U.S. Classification310/90, 310/113
International ClassificationH02K5/16
Cooperative ClassificationF03G7/10, H02K53/00
European ClassificationF03G7/10, H02K53/00
Legal Events
DateCodeEventDescription
Feb 15, 2012ASAssignment
Owner name: JUN-DONG POWER CORPORATION, TAIWAN
Free format text: ASSIGNMENT OF ASSIGNORS INTEREST;ASSIGNOR:TSAI, MING-CHUN;REEL/FRAME:027704/0561

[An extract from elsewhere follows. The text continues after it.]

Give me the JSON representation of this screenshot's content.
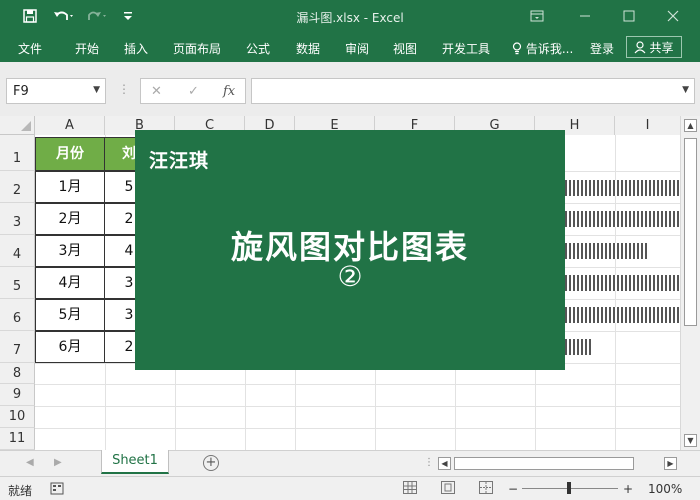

Effective date: 20120203
Apr 16, 2014FPAYFee payment
Year of fee payment: 4